Amendment moved— In the Schedule, page 10, lines 20 to 23, leave out subsection (4).—(Viscount Midleton.)


My noble friend has advocated in a strong speech the proposal of the Government because he has dwelt upon the extraordinarily attractive nature of the bonds and that, after all, is the reason why they are issued. I think you might almost call these bonds a sort of "housing currency," except that they bear interest at 5½ per cent. This provision that the bonds shall be taken by the local authorities in payment for houses will ensure, as my noble friend sees, that they will not go to a discount. That makes them extremely attractive to small investors and the object, of course, is to draw money from small local people who would not invest it in a Government loan or more distant securities.

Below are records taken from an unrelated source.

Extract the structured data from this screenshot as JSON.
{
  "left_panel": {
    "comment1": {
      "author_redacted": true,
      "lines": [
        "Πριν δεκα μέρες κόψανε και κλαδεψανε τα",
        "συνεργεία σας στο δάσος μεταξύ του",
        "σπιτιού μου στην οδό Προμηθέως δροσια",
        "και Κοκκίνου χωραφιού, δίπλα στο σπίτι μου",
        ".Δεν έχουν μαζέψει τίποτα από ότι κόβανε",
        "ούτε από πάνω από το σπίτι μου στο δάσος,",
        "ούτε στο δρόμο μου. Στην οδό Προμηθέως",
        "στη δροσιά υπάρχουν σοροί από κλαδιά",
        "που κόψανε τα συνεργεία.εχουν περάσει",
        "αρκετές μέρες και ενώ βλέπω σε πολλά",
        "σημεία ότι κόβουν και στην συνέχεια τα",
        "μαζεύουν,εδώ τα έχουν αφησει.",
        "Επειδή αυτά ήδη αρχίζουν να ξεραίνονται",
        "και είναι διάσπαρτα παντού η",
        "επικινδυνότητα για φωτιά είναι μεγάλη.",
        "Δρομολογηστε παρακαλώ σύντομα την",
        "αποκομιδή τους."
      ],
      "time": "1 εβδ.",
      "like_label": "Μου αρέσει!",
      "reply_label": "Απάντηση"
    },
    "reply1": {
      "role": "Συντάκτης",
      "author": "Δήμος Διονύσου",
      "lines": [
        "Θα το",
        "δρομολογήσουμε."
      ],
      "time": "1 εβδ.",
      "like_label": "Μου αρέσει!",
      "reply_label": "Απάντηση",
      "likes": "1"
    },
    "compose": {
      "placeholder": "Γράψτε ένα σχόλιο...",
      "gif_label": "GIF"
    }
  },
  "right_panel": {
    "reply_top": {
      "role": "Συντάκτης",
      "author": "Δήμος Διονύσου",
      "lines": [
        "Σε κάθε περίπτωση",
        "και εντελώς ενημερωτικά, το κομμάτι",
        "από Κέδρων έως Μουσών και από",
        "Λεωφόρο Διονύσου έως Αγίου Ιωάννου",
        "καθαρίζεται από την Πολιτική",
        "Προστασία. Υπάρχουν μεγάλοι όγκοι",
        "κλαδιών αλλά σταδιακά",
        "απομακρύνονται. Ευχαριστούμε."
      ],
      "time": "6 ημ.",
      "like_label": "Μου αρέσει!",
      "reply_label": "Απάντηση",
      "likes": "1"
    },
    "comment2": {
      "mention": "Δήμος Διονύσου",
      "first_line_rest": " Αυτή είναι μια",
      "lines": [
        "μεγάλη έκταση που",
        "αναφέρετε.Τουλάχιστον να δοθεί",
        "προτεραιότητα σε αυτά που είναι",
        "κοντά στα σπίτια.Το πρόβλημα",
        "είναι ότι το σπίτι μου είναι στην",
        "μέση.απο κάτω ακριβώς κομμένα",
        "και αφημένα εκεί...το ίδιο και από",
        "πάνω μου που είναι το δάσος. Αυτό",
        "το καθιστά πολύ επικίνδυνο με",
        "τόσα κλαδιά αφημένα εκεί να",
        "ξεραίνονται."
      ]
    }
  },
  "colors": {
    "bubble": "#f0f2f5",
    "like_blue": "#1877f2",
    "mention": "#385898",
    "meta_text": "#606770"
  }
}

Is there any check on the local authority issuing their bonds at a heavy discount? Nothing could be more absurd. I can quite imagine that in Ireland local authorities would issue their bonds at extraordinarily favourable terms and that, subsequently, persons who desired to buy houses, and whom they desired should buy houses, will get them at a ridiculous discount. I really think that the matter requires further consideration by the Government.


It seems almost incredible that the local authority would issue bonds at a discount which might a few days afterwards be brought back to the local authority to receive at their face value. It would be the same thing as a banker issuing notes at a discount and, the next day, receiving them in payment at full value. The noble Viscount has made a suggestion with regard to Ireland.

It may be possible. I am not so familiar as he is with the conditions there. But if that is so, I can reassure him, because it is not possible. The Regulations are to be issued by the Ministry and one of the Regulations, of course, would be that the bonds should not be issued at a discount.

Amendment, by leave, withdrawn.

Schedule, as amended, agreed to.